Robert thanks for your question, and yes, I believe that meditation can help you with negative thinking and chronic pain. Learning mind control will allow you to move into very deep states of relaxation, and this is very healing in its self. As far as chronic pain, there are three main ways to approach:
1) Go to the pain, instead of away from it. Most of the time when we feel pain, we go all negative immediately. Our negative reactions can make the pain even worse. Try going to the pain instead of away from it. Be welcoming and accepting of it. In many cases, not being okay with pain will make it last, but if you can be okay with the pain, it may go away or lessen. Open the door and invite it in.
2) Go within and know that you are a soul and not a body or a brain. You are the soul that is supposed to be in control of the brain and the body, but you are not the brain or the body. Envision yourself in a pleasant place, maybe out fishing on a lake. Then detach yourself from the body. Instead of saying “My hand hurts” or “I hurt”, say “The hand hurts” or “The body hurts”. Acknowledge the pain, but know that it is not you. This helps a lot of people.
3) They have very recently done studies with soldiers who are burn victims, that prove that if you take your mind off of it, you will not notice nearly as much. With the soldiers they are using video games, but you could use anything really. Simply take your attention off of the pain and place it on something else.

Hope this helps!

Robert says:
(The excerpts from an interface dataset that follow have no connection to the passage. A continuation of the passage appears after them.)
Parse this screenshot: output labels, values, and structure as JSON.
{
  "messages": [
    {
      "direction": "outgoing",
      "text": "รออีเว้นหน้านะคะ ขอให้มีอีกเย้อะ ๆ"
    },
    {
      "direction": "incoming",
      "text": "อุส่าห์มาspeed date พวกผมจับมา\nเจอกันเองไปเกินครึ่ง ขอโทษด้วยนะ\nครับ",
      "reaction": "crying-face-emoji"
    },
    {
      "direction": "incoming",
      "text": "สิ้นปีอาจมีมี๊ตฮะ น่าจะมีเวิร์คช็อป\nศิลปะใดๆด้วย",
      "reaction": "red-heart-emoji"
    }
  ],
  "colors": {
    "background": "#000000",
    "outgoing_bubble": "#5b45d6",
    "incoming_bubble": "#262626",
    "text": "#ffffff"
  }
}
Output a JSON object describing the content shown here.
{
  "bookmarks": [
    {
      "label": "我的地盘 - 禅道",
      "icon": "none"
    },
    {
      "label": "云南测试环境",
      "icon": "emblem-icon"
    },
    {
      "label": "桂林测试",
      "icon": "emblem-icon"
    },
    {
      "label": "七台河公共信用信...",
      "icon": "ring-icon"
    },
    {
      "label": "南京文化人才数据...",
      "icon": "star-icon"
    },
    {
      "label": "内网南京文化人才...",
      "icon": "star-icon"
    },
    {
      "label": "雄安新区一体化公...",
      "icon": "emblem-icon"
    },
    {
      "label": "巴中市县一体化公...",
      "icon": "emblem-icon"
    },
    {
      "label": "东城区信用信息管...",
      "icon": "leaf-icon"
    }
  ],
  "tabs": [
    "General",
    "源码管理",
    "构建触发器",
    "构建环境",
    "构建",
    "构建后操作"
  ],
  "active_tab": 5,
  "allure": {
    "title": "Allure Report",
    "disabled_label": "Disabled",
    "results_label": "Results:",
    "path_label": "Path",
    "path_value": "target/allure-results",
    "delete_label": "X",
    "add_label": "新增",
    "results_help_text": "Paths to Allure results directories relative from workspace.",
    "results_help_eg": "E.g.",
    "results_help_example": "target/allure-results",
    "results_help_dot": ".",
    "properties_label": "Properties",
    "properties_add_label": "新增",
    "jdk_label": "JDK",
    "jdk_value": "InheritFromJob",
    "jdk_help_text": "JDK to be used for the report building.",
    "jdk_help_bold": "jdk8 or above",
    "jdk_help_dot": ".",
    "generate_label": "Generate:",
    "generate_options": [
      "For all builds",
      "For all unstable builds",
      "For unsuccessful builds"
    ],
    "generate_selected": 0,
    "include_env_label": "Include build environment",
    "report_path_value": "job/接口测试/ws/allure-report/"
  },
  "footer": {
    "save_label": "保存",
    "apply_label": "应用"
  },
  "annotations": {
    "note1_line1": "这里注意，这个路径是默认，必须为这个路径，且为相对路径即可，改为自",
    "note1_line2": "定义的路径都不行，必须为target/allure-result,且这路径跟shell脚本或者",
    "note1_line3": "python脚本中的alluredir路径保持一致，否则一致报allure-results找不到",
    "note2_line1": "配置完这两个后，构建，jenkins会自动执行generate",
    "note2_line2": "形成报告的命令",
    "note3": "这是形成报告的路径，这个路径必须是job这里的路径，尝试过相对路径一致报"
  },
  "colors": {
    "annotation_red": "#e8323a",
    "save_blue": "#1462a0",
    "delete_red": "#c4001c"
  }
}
Can this eliminate the constant onslaught of negative thoughts from chronic pain, paralysis, and atrophy of a musicians hands, or the guilt for not taking steps to mitigate it years ago?